After realizing the repercussions of time travel, the future version of Barry takes it upon himself to put a stop to it by going back and confront his past self. This leads to several fights and dialogue between the two (?) characters.
On the show, Savitar could be an adaptation of this comic book event. Future Barry realizes the only way to fix his mistakes is to confront his past self and in order to do so, he takes another persona with a more rugged personality (like Savitar has shown). Barry realizes that in order to stop his past self from tweaking the timeline, he’ll have to do something drastic that teaches him a lesson: Kill Iris West.
For those of you thinking no version of Barry would be open to killing someone he cares about so dearly, consider the following. If Iris dies, Barry would no longer have to tweak with the timeline again considering her death is an inevitable event (after the exhausting number of tries to change both present and future events to save her).
During Savitar and Barry’s first conversation (via Julian Albert) a few weeks ago, Barry asks Savitar who he is. Savitar replies “I’m the future, Flash”. This is the only time he calls Barry by his superhero name. Every other time it’s Barry.
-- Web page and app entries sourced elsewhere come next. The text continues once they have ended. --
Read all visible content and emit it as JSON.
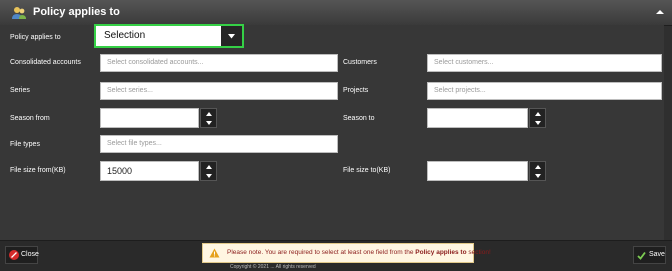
{
  "header": {
    "title": "Policy applies to",
    "logo_icon": "users-icon",
    "collapse_icon": "chevron-up-icon"
  },
  "form": {
    "policy_applies_to": {
      "label": "Policy applies to",
      "value": "Selection"
    },
    "consolidated_accounts": {
      "label": "Consolidated accounts",
      "placeholder": "Select consolidated accounts..."
    },
    "customers": {
      "label": "Customers",
      "placeholder": "Select customers..."
    },
    "series": {
      "label": "Series",
      "placeholder": "Select series..."
    },
    "projects": {
      "label": "Projects",
      "placeholder": "Select projects..."
    },
    "season_from": {
      "label": "Season from",
      "value": ""
    },
    "season_to": {
      "label": "Season to",
      "value": ""
    },
    "file_types": {
      "label": "File types",
      "placeholder": "Select file types..."
    },
    "file_size_from": {
      "label": "File size from(KB)",
      "value": "15000"
    },
    "file_size_to": {
      "label": "File size to(KB)",
      "value": ""
    }
  },
  "footer": {
    "close_label": "Close",
    "save_label": "Save",
    "notice_prefix": "Please note. You are required to select at least one field from the ",
    "notice_bold": "Policy applies to",
    "notice_suffix": " section!",
    "copyright": "Copyright © 2021 ... All rights reserved"
  },
  "colors": {
    "accent_green": "#35d046",
    "panel_bg": "#373737",
    "notice_bg": "#fff6e2",
    "notice_text": "#8a1b1b"
  }
}
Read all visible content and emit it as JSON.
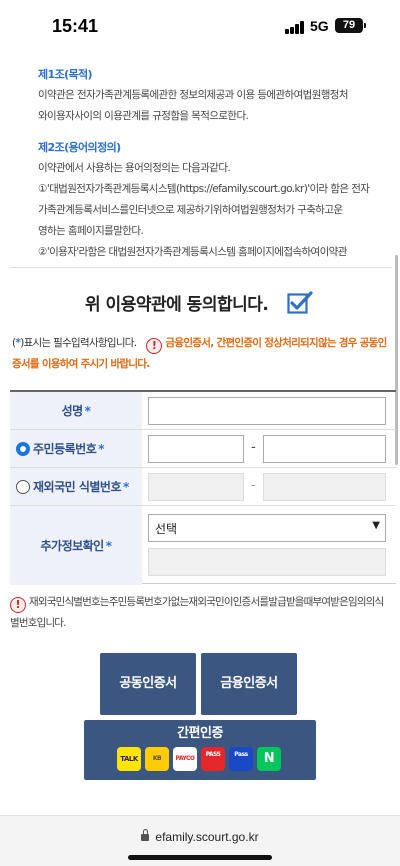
{
  "status": {
    "time": "15:41",
    "network": "5G",
    "battery": "79"
  },
  "terms": {
    "art1_title": "제1조(목적)",
    "art1_line1": "이약관은 전자가족관계등록에관한 정보의제공과 이용 등에관하여법원행정처",
    "art1_line2": "와이용자사이의 이용관계를 규정함을 목적으로한다.",
    "art2_title": "제2조(용어의정의)",
    "art2_line1": "이약관에서 사용하는 용어의정의는 다음과같다.",
    "art2_line2": "①'대법원전자가족관계등록시스템(https://efamily.scourt.go.kr)'이라 함은 전자",
    "art2_line3": "가족관계등록서비스를인터넷으로 제공하기위하여법원행정처가 구축하고운",
    "art2_line4": "영하는 홈페이지를말한다.",
    "art2_line5": "②'이용자'라함은 대법원전자가족관계등록시스템 홈페이지에접속하여이약관"
  },
  "agree": {
    "label": "위 이용약관에 동의합니다.",
    "checked": true
  },
  "notice": {
    "required_prefix": "(",
    "required_star": "*",
    "required_suffix": ")표시는 필수입력사항입니다.",
    "warning_icon": "!",
    "warning_text": "금융인증서, 간편인증이 정상처리되지않는 경우 공동인증서를 이용하여 주시기 바랍니다."
  },
  "form": {
    "name_label": "성명",
    "rrn_label": "주민등록번호",
    "foreign_label": "재외국민 식별번호",
    "extra_label": "추가정보확인",
    "star": "*",
    "dash": "-",
    "select_value": "선택"
  },
  "info": {
    "icon": "!",
    "text": "재외국민식별번호는주민등록번호가없는재외국민이인증서를발급받을때부여받은임의의식별번호입니다."
  },
  "buttons": {
    "joint_cert": "공동인증서",
    "fin_cert": "금융인증서",
    "simple_auth": "간편인증"
  },
  "simple_providers": [
    {
      "name": "kakaotalk",
      "label": "TALK"
    },
    {
      "name": "kb",
      "label": "KB"
    },
    {
      "name": "payco",
      "label": "PAYCO"
    },
    {
      "name": "pass",
      "label": "PASS"
    },
    {
      "name": "samsung-pass",
      "label": "Pass"
    },
    {
      "name": "naver",
      "label": "N"
    }
  ],
  "url": {
    "domain": "efamily.scourt.go.kr"
  },
  "colors": {
    "accent_blue": "#2f6fc6",
    "button_navy": "#3b5680",
    "warning_orange": "#e06a13"
  }
}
With a few grammar tweaks, Savitar could potentially be saying: “I’m the future Flash”, once again Barry Allen.
When Barry was talking to Savitar via Julian again two weeks ago, Savitar mentions that Barry took away everything from him and that he’ll never get over the death of Iris West. Since Iris dies, Barry could potentially become Savitar down the line.
Savitar then glances over at Iris and mentions that it was either himself or her dying and there was no other choice. Iris’s death could potentially set off a chain of events that lead to Barry’s problems (both personal and timeline-related) in 2056. Since Iris is already dead in the future timeline in which Barry becomes Savitar, the choice becomes painstakingly obvious.
During last night’s encounter between Savitar and Jessie Quick, Savitar mentions that he has plans for Jessie but also mentions that he’s lived through everything that’s happening.
Savitar also mentions to Flash that he’ll meet him soon and that Barry has taken everything from Savitar. Again, audiences are quick to assume that this means that it’s impossible that Barry and Savitar are the same person. If looked at from a different angle, wouldn’t Barry “meet” his future self once Iris is gone? Isn’t Iris the most important thing in his life? Would it be too much to say she’s considered “his everything”?
As for the armor, Caitlyn and Cisco mention that the armor allegedly doesn’t exist. That could be easily refuted by saying the armor doesn’t exist yet. 40 years is a lot of time and many technological advances could be made to include new types of metal.
When defeating Savitar and saving Iris (thanks to the confidence boost from last night’s episode), Barry essentially saves himself from becoming Savitar and the season concludes.
Thus, the prophecy is fulfilled: One will fall (Iris West’s death), one will betray everyone (Barry Allen eventually becoming Savitar), and one will suffer a fate worse than death (Wally West being stuck in a temporal loop of his mother’s death). In my eyes, it all adds up.
Honorable mention: This panel from the same comic book storyline mentioned above looks eerily similar to Savitar’s suit beneath the armor. It might hold some significance but ultimately, it probably doesn’t.
What do you think of the theory? Sound off in the comments below!